Records of patients with histologically confirmed small bowel GISTs who underwent CT imaging were reviewed. Biologic aggressiveness was based on initial histologic grading (very low, low, intermediate, high grade; or malignant), with upgrade to malignant category if local or distant metastases developed during clinical follow-up. Imaging indications, findings, and type of CT exam were compared with the biologic aggressiveness.
111 small bowel GISTs were identified, with suspected small bowel bleeding being the most common indication (45/111; 40.5%). While the number of malignant GISTs diagnosed by CT remained relatively constant (2–3 per year), the number of non-malignant GISTs increased substantially (mean 1.5/year, 1998–2005; 8.4/year, 2006–2013). In patients with suspected small bowel bleeding, CT enterography identified 33 GISTs (7/33, 21% malignant) compared to 12 GISTs by abdominopelvic CT (6/12, 50% malignant; p < 0.03). Tumor size (p < 0.0001), internal necrosis (p = 0.005), internal air or enteric contrast (p ≤ 0.021), and ulceration (p ≤ 0.021) were significantly associated with high-grade and malignant tumors, and irregular or invasive tumor borders (p < 0.01) was associated with malignant tumors.
The detection of small bowel GISTs can increase due to the use of CT enterography in patients with suspected small bowel bleeding. The large majority of small bowel GISTs detected by CT enterography are not malignant.
KeywordsCT CT enterography Small bowel GIST
Compliance with ethical standards
No funding was received for this study.
Conflict of interest
The authors declare that they have no conflict of interest.
All procedures performed in studies involving human participants were in accordance with the ethical standards of the institutional and/or national research committee and with the 1964 Helsinki declaration and its later amendments or comparable ethical standards. For this type of study formal consent is not required.

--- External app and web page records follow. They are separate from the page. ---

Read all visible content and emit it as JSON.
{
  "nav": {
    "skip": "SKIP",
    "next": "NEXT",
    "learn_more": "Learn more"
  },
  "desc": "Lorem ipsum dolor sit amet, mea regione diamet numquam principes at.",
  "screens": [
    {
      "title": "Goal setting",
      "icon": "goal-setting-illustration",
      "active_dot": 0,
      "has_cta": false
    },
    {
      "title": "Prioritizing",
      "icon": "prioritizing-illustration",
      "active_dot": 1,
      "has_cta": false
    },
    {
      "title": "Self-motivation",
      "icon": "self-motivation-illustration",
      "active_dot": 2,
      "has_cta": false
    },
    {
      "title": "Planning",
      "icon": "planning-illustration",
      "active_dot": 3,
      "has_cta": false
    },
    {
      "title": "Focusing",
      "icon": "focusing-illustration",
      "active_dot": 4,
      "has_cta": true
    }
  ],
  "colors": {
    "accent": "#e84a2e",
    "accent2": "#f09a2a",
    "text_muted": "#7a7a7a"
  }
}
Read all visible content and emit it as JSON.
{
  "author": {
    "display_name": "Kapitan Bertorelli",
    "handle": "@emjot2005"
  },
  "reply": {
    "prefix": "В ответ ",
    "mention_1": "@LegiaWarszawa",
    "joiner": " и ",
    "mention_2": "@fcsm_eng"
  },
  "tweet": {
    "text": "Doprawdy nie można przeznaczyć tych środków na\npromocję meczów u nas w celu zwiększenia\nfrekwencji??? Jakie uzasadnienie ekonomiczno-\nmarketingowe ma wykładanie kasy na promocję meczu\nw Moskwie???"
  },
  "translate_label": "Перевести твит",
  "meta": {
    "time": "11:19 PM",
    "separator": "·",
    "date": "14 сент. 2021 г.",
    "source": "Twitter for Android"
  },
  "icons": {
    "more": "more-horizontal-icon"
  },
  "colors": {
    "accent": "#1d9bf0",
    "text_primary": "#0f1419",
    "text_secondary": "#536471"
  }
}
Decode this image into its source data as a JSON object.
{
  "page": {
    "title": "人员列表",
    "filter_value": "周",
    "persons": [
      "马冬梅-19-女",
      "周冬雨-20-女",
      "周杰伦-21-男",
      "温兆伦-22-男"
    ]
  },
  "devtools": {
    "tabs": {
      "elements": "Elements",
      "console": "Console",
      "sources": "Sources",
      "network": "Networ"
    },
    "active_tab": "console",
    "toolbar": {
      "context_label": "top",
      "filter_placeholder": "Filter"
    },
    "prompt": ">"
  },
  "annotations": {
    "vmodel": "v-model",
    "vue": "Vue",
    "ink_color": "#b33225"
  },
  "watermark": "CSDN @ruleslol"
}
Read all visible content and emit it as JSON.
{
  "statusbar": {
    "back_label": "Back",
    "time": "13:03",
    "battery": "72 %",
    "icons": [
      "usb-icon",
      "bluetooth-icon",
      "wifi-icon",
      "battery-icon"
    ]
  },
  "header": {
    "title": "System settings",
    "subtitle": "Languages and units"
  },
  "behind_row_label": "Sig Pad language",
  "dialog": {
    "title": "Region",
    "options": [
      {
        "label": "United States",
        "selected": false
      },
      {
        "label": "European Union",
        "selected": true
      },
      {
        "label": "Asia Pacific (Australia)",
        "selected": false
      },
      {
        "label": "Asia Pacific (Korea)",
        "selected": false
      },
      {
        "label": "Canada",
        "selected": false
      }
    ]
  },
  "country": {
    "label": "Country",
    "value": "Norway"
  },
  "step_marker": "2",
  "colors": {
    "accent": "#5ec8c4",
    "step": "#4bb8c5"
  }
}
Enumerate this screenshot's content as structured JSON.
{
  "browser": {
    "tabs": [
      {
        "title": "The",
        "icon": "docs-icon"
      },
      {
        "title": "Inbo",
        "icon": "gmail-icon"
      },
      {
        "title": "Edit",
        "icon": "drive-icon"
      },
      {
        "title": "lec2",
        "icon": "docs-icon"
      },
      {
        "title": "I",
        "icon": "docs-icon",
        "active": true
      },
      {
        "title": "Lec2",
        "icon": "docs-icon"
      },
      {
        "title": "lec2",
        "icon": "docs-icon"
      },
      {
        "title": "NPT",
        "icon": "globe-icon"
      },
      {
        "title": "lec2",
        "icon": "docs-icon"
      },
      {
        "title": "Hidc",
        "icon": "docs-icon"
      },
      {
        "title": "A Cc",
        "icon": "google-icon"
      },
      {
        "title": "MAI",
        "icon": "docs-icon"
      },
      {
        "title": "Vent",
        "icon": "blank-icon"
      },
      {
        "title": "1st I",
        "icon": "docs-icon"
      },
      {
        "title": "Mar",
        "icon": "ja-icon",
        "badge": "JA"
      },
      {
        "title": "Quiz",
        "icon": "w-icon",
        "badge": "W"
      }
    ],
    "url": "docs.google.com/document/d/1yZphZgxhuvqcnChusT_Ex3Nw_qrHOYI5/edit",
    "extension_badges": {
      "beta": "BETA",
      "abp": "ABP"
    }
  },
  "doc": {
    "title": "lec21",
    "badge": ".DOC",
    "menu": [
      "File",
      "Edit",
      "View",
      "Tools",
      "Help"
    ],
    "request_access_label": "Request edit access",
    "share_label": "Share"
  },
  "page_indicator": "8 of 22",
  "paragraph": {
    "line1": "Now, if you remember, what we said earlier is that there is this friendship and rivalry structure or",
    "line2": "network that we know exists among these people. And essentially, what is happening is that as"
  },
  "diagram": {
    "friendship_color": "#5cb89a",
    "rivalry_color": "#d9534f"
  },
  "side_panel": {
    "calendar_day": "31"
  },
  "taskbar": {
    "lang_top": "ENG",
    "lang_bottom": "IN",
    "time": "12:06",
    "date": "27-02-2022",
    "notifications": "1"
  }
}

All patients consented to the retrospective use of medical records for research purposes. This study was approved by our institutional research board.